▸ **TASK STATEMENT**
Could you restate every record below word for word?

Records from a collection
▼

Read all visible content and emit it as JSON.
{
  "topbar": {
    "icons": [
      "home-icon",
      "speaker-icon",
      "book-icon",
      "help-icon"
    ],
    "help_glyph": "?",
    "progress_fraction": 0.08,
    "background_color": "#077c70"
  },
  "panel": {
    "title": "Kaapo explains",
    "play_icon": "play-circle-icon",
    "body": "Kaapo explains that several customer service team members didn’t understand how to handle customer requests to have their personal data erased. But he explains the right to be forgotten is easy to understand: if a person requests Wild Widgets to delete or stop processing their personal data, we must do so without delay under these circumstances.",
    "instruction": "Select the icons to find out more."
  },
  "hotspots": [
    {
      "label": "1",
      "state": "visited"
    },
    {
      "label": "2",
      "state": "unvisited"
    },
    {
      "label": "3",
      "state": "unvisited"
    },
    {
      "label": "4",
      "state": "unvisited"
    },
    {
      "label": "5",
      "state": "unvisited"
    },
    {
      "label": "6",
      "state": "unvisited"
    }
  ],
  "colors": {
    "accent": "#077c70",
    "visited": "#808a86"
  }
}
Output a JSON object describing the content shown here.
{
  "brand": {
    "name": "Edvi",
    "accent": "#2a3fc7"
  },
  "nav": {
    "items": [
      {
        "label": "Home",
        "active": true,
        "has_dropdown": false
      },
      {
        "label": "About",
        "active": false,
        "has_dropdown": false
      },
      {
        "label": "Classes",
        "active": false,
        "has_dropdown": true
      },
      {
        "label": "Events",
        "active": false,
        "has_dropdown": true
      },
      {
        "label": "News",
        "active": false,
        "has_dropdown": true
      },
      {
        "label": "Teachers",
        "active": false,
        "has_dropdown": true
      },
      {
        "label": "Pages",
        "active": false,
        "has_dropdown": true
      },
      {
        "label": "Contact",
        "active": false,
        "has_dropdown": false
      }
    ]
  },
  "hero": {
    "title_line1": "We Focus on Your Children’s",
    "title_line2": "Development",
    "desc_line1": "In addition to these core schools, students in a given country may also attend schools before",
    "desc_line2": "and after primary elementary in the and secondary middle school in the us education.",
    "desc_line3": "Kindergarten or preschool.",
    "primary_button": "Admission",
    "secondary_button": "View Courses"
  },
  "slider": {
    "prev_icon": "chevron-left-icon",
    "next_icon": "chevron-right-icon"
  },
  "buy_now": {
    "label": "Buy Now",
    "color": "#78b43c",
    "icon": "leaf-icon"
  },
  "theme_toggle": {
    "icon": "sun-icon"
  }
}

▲

▸ **TASK SOLUTION**
Read all visible content and emit it as JSON.
{
  "topbar": {
    "icons": [
      "home-icon",
      "speaker-icon",
      "book-icon",
      "help-icon"
    ],
    "help_glyph": "?",
    "progress_fraction": 0.08,
    "background_color": "#077c70"
  },
  "panel": {
    "title": "Kaapo explains",
    "play_icon": "play-circle-icon",
    "body": "Kaapo explains that several customer service team members didn’t understand how to handle customer requests to have their personal data erased. But he explains the right to be forgotten is easy to understand: if a person requests Wild Widgets to delete or stop processing their personal data, we must do so without delay under these circumstances.",
    "instruction": "Select the icons to find out more."
  },
  "hotspots": [
    {
      "label": "1",
      "state": "visited"
    },
    {
      "label": "2",
      "state": "unvisited"
    },
    {
      "label": "3",
      "state": "unvisited"
    },
    {
      "label": "4",
      "state": "unvisited"
    },
    {
      "label": "5",
      "state": "unvisited"
    },
    {
      "label": "6",
      "state": "unvisited"
    }
  ],
  "colors": {
    "accent": "#077c70",
    "visited": "#808a86"
  }
}
Output a JSON object describing the content shown here.
{
  "brand": {
    "name": "Edvi",
    "accent": "#2a3fc7"
  },
  "nav": {
    "items": [
      {
        "label": "Home",
        "active": true,
        "has_dropdown": false
      },
      {
        "label": "About",
        "active": false,
        "has_dropdown": false
      },
      {
        "label": "Classes",
        "active": false,
        "has_dropdown": true
      },
      {
        "label": "Events",
        "active": false,
        "has_dropdown": true
      },
      {
        "label": "News",
        "active": false,
        "has_dropdown": true
      },
      {
        "label": "Teachers",
        "active": false,
        "has_dropdown": true
      },
      {
        "label": "Pages",
        "active": false,
        "has_dropdown": true
      },
      {
        "label": "Contact",
        "active": false,
        "has_dropdown": false
      }
    ]
  },
  "hero": {
    "title_line1": "We Focus on Your Children’s",
    "title_line2": "Development",
    "desc_line1": "In addition to these core schools, students in a given country may also attend schools before",
    "desc_line2": "and after primary elementary in the and secondary middle school in the us education.",
    "desc_line3": "Kindergarten or preschool.",
    "primary_button": "Admission",
    "secondary_button": "View Courses"
  },
  "slider": {
    "prev_icon": "chevron-left-icon",
    "next_icon": "chevron-right-icon"
  },
  "buy_now": {
    "label": "Buy Now",
    "color": "#78b43c",
    "icon": "leaf-icon"
  },
  "theme_toggle": {
    "icon": "sun-icon"
  }
}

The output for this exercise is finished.